WHAT YOU ARE ASKED TO DO
Copy each line of the following data that contains "subtitle".
Start of DATA EXTRACT
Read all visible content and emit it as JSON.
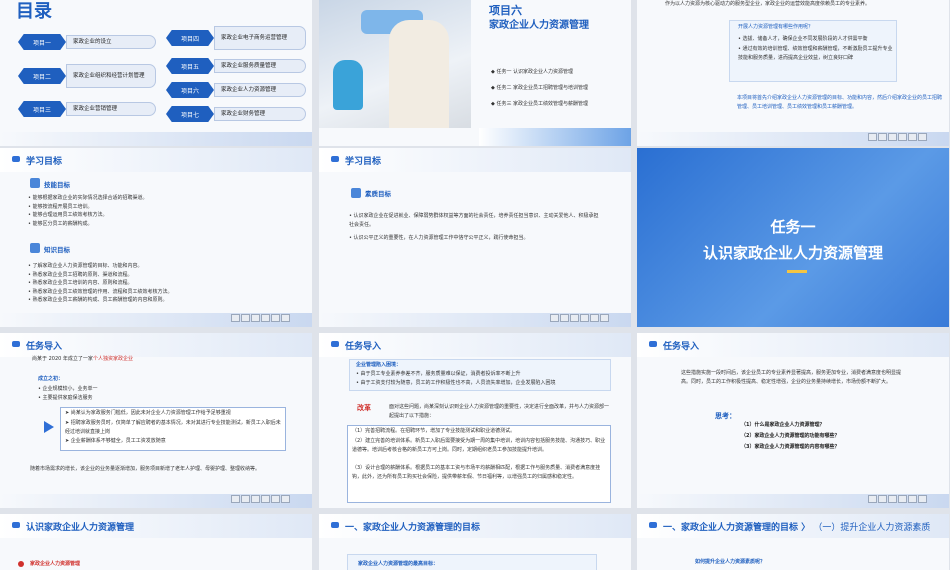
{
  "s1": {
    "title": "目录",
    "items": [
      {
        "badge": "项目一",
        "label": "家政企业的设立"
      },
      {
        "badge": "项目二",
        "label": "家政企业组织和经营计划管理"
      },
      {
        "badge": "项目三",
        "label": "家政企业营销管理"
      },
      {
        "badge": "项目四",
        "label": "家政企业电子商务运营管理"
      },
      {
        "badge": "项目五",
        "label": "家政企业服务质量管理"
      },
      {
        "badge": "项目六",
        "label": "家政企业人力资源管理"
      },
      {
        "badge": "项目七",
        "label": "家政企业财务管理"
      }
    ]
  },
  "s2": {
    "title": "项目六",
    "subtitle": "家政企业人力资源管理",
    "tasks": [
      "任务一  认识家政企业人力资源管理",
      "任务二  家政企业员工招聘管理与培训管理",
      "任务三  家政企业员工绩效管理与薪酬管理"
    ]
  },
  "s3": {
    "lead": "作为以人力资源为核心驱动力的服务型企业，家政企业的运营效能高度依赖员工的专业素养。",
    "q": "开展人力资源管理有哪些作用呢？",
    "bul": [
      "选拔、储备人才，确保企业不同发展阶段的人才供需平衡",
      "通过有效的培训管理、绩效管理和薪酬管理，不断激励员工提升专业技能和服务质量，进而提高企业效益，树立良好口碑"
    ],
    "tail": "本项目将首先介绍家政企业人力资源管理的目标、功能和内容，然后介绍家政企业的员工招聘管理、员工培训管理、员工绩效管理和员工薪酬管理。"
  },
  "s4": {
    "title": "学习目标",
    "h1": "技能目标",
    "b1": [
      "能够根据家政企业的实际情况选择合适的招聘渠道。",
      "能够按流程开展员工培训。",
      "能够合理运用员工绩效考核方法。",
      "能够区分员工的薪酬构成。"
    ],
    "h2": "知识目标",
    "b2": [
      "了解家政企业人力资源管理的目标、功能和内容。",
      "熟悉家政企业员工招聘的原则、渠道和流程。",
      "熟悉家政企业员工培训的内容、原则和流程。",
      "熟悉家政企业员工绩效管理的作用、流程和员工绩效考核方法。",
      "熟悉家政企业员工薪酬的构成、员工薪酬管理的内容和原则。"
    ]
  },
  "s5": {
    "title": "学习目标",
    "h1": "素质目标",
    "b1": [
      "认识家政企业在促进就业、保障弱势群体权益等方面的社会责任，培养责任担当意识、主动关爱他人、积极承担社会责任。",
      "认识公平正义的重要性，在人力资源管理工作中恪守公平正义，践行使命担当。"
    ]
  },
  "s6": {
    "l1": "任务一",
    "l2": "认识家政企业人力资源管理"
  },
  "s7": {
    "title": "任务导入",
    "p1a": "尚某于",
    "p1b": "2020 年成立了一家",
    "p1c": "个人独资家政企业",
    "h": "成立之初：",
    "b": [
      "企业规模较小，业务单一",
      "主要提供家庭保洁服务"
    ],
    "box": [
      "尚某认为家政服务门槛低，因此未对企业人力资源管理工作给予足够重视",
      "招聘家政服务员时，仅简单了解应聘者的基本情况，未对其进行专业技能测试，新员工入职后未经过培训就直接上岗",
      "企业薪酬体系不够健全，员工工资发放随意"
    ],
    "tail": "随着市场需求的增长，该企业的业务量逐渐增加，服务项目新增了老年人护理、母婴护理、整理收纳等。"
  },
  "s8": {
    "title": "任务导入",
    "h": "企业管理陷入困境：",
    "b": [
      "由于员工专业素养参差不齐，服务质量难以保证，消费者投诉率不断上升",
      "由于工资支付较为随意，员工的工作积极性也不高，人员流失率增加，企业发展陷入困境"
    ],
    "gaijin": "改革",
    "gtxt": "面对这些问题，尚某深刻认识到企业人力资源管理的重要性，决定进行全面改革，并与人力资源部一起提出了以下措施：",
    "m": [
      "（1）完善招聘流程。在招聘环节，增加了专业技能测试和职业道德测试。",
      "（2）建立完善的培训体系。新员工入职后需要接受为期一周的集中培训，培训内容包括服务技能、沟通技巧、职业道德等。培训后考核合格的新员工方可上岗。同时，定期组织老员工参加技能提升培训。",
      "（3）设计合理的薪酬体系。根据员工的基本工资与市场平均薪酬相匹配，根据工作与服务质量、消费者满意度挂钩，此外，还为所有员工购买社会保险，提供带薪年假、节日福利等，以增强员工的归属感和稳定性。"
    ]
  },
  "s9": {
    "title": "任务导入",
    "p": "这些措施实施一段时间后，该企业员工的专业素养显著提高，服务更加专业，消费者满意度也明显提高。同时，员工的工作积极性提高、稳定性增强，企业的业务量持续增长，市场份额不断扩大。",
    "think": "思考：",
    "q": [
      "（1）什么是家政企业人力资源管理？",
      "（2）家政企业人力资源管理的功能有哪些？",
      "（3）家政企业人力资源管理的内容有哪些？"
    ]
  },
  "s10": {
    "title": "认识家政企业人力资源管理",
    "t": "家政企业人力资源管理"
  },
  "s11": {
    "title": "一、家政企业人力资源管理的目标",
    "t": "家政企业人力资源管理的最高目标："
  },
  "s12": {
    "title": "一、家政企业人力资源管理的目标",
    "sep": "〉",
    "sub": "（一）提升企业人力资源素质",
    "q": "如何提升企业人力资源素质呢？"
  }
}
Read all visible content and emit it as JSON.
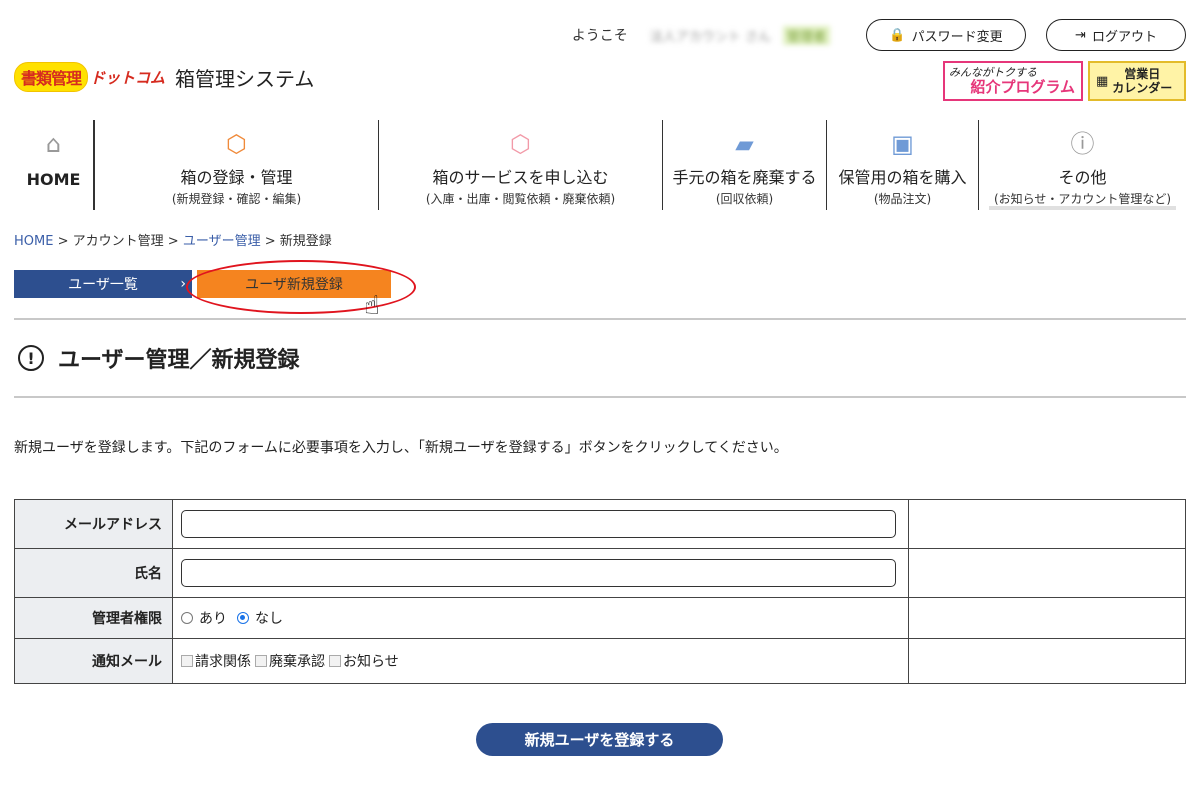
{
  "header": {
    "welcome": "ようこそ",
    "account_name": "法人アカウント",
    "account_suffix": "さん",
    "role_badge": "管理者",
    "password_button": "パスワード変更",
    "logout_button": "ログアウト"
  },
  "logo": {
    "mark": "書類管理",
    "dotcom": "ドットコム",
    "system_name": "箱管理システム"
  },
  "promo": {
    "small": "みんながトクする",
    "big": "紹介プログラム"
  },
  "calendar": {
    "line1": "営業日",
    "line2": "カレンダー"
  },
  "nav": {
    "home": "HOME",
    "items": [
      {
        "title": "箱の登録・管理",
        "sub": "(新規登録・確認・編集)",
        "icon": "box-icon",
        "color": "#f08a3a"
      },
      {
        "title": "箱のサービスを申し込む",
        "sub": "(入庫・出庫・閲覧依頼・廃棄依頼)",
        "icon": "box-service-icon",
        "color": "#f29aa8"
      },
      {
        "title": "手元の箱を廃棄する",
        "sub": "(回収依頼)",
        "icon": "truck-icon",
        "color": "#6f9ad6"
      },
      {
        "title": "保管用の箱を購入",
        "sub": "(物品注文)",
        "icon": "box-purchase-icon",
        "color": "#6f9ad6"
      },
      {
        "title": "その他",
        "sub": "(お知らせ・アカウント管理など)",
        "icon": "info-icon",
        "color": "#999999"
      }
    ]
  },
  "breadcrumb": {
    "home": "HOME",
    "sep": ">",
    "account": "アカウント管理",
    "users": "ユーザー管理",
    "current": "新規登録"
  },
  "subtabs": {
    "list": "ユーザ一覧",
    "list_chevron": "›",
    "new": "ユーザ新規登録"
  },
  "page": {
    "title": "ユーザー管理／新規登録",
    "description": "新規ユーザを登録します。下記のフォームに必要事項を入力し、「新規ユーザを登録する」ボタンをクリックしてください。"
  },
  "form": {
    "email_label": "メールアドレス",
    "email_value": "",
    "name_label": "氏名",
    "name_value": "",
    "admin_label": "管理者権限",
    "admin_yes": "あり",
    "admin_no": "なし",
    "admin_selected": "なし",
    "notify_label": "通知メール",
    "notify_options": [
      "請求関係",
      "廃棄承認",
      "お知らせ"
    ]
  },
  "submit_button": "新規ユーザを登録する"
}
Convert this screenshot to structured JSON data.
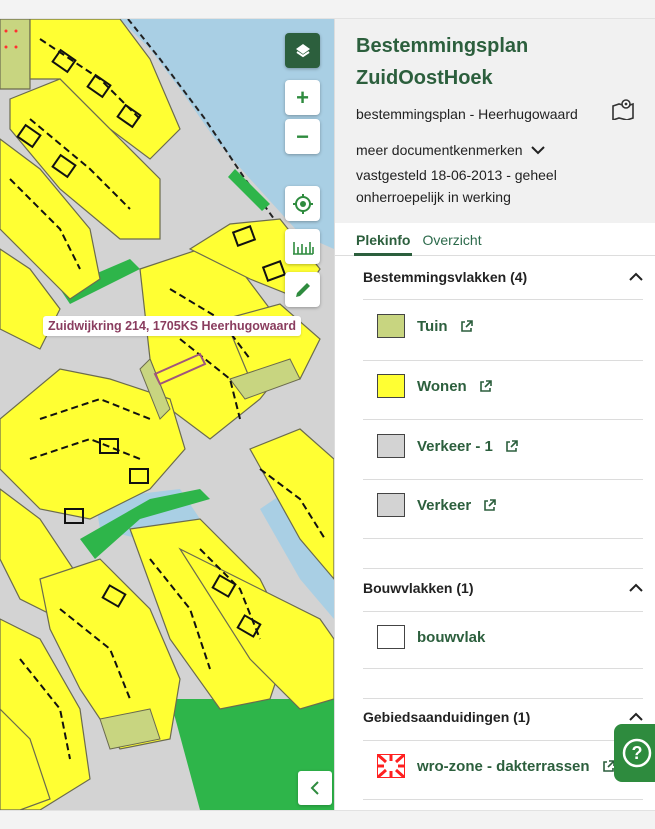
{
  "map": {
    "address_label": "Zuidwijkring 214, 1705KS Heerhugowaard",
    "controls": {
      "layers": "layers-icon",
      "zoom_in": "+",
      "zoom_out": "−",
      "locate": "locate-icon",
      "measure": "measure-icon",
      "draw": "pencil-icon",
      "collapse": "‹"
    },
    "colors": {
      "wonen": "#ffff33",
      "tuin": "#c8d580",
      "verkeer": "#d3d3d3",
      "water": "#a9cfe4",
      "groen": "#2eb54a",
      "plot_outline": "#6b6b4e",
      "selected_outline": "#a0567d"
    }
  },
  "panel": {
    "title": "Bestemmingsplan ZuidOostHoek",
    "subtitle": "bestemmingsplan - Heerhugowaard",
    "meer": "meer documentkenmerken",
    "status": "vastgesteld 18-06-2013 - geheel onherroepelijk in werking",
    "tabs": [
      {
        "label": "Plekinfo",
        "active": true
      },
      {
        "label": "Overzicht",
        "active": false
      }
    ],
    "sections": [
      {
        "title": "Bestemmingsvlakken (4)",
        "items": [
          {
            "label": "Tuin",
            "color": "#c8d580"
          },
          {
            "label": "Wonen",
            "color": "#ffff33"
          },
          {
            "label": "Verkeer - 1",
            "color": "#d3d3d3"
          },
          {
            "label": "Verkeer",
            "color": "#d3d3d3"
          }
        ]
      },
      {
        "title": "Bouwvlakken (1)",
        "items": [
          {
            "label": "bouwvlak",
            "color": "#ffffff"
          }
        ]
      },
      {
        "title": "Gebiedsaanduidingen (1)",
        "items": [
          {
            "label": "wro-zone - dakterrassen",
            "color": "#ff2020"
          }
        ]
      }
    ]
  },
  "help": {
    "label": "?"
  }
}
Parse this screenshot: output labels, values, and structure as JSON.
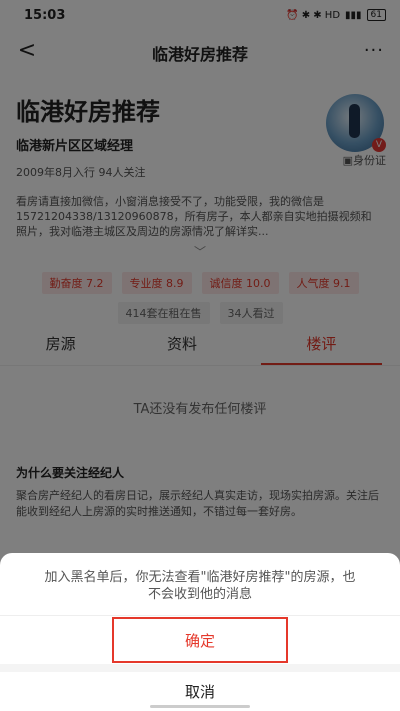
{
  "status": {
    "time": "15:03",
    "icons": "⏰ ✱ ✱ HD",
    "signal": "▮▮▮",
    "battery": "61"
  },
  "nav": {
    "title": "临港好房推荐",
    "back": "<",
    "more": "···"
  },
  "profile": {
    "name": "临港好房推荐",
    "role": "临港新片区区域经理",
    "meta": "2009年8月入行  94人关注",
    "id_card": "▣身份证",
    "bio": "看房请直接加微信，小窗消息接受不了，功能受限，我的微信是15721204338/13120960878，所有房子，本人都亲自实地拍摄视频和照片，我对临港主城区及周边的房源情况了解详实...",
    "expand": "﹀",
    "tags": [
      "勤奋度 7.2",
      "专业度 8.9",
      "诚信度 10.0",
      "人气度 9.1"
    ],
    "stats": [
      "414套在租在售",
      "34人看过"
    ],
    "verified": "V"
  },
  "tabs": [
    "房源",
    "资料",
    "楼评"
  ],
  "empty_text": "TA还没有发布任何楼评",
  "why": {
    "title": "为什么要关注经纪人",
    "text": "聚合房产经纪人的看房日记，展示经纪人真实走访，现场实拍房源。关注后能收到经纪人上房源的实时推送通知，不错过每一套好房。"
  },
  "sheet": {
    "message": "加入黑名单后，你无法查看\"临港好房推荐\"的房源，也不会收到他的消息",
    "confirm": "确定",
    "cancel": "取消"
  }
}
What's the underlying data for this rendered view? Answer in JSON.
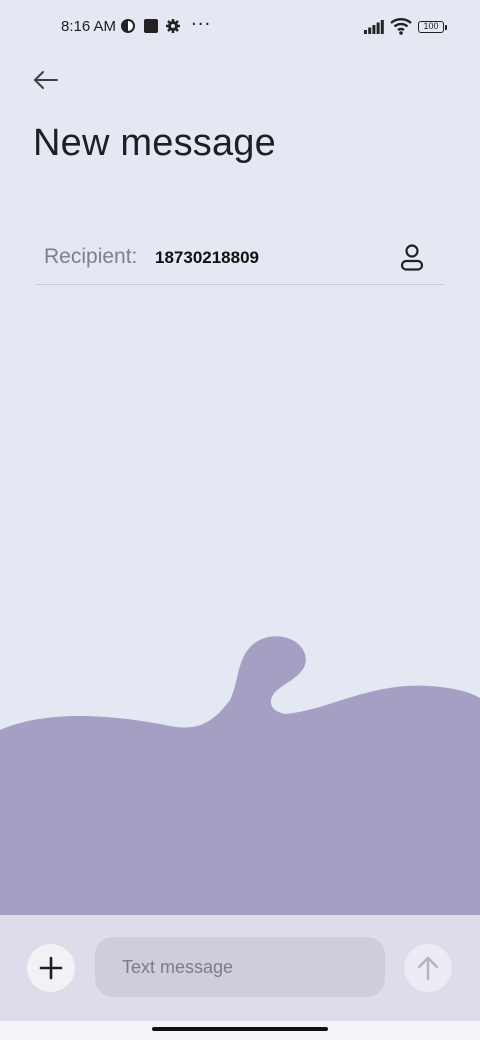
{
  "status_bar": {
    "time": "8:16 AM",
    "more": "···",
    "battery": "100"
  },
  "header": {
    "title": "New message"
  },
  "recipient": {
    "label": "Recipient:",
    "value": "18730218809"
  },
  "composer": {
    "placeholder": "Text message"
  },
  "icons": {
    "back": "arrow-left-icon",
    "contact": "person-icon",
    "add": "plus-icon",
    "send": "arrow-up-icon"
  },
  "colors": {
    "background": "#e4e8f2",
    "wave": "#a5a0c3",
    "composer_bar": "#dedbea",
    "input_fill": "#cfccdc"
  }
}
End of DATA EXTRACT
COMPLETED TASK
    "subtitle": "家政企业人力资源管理",
    "subtitle": "bestemmingsplan - Heerhugowaard",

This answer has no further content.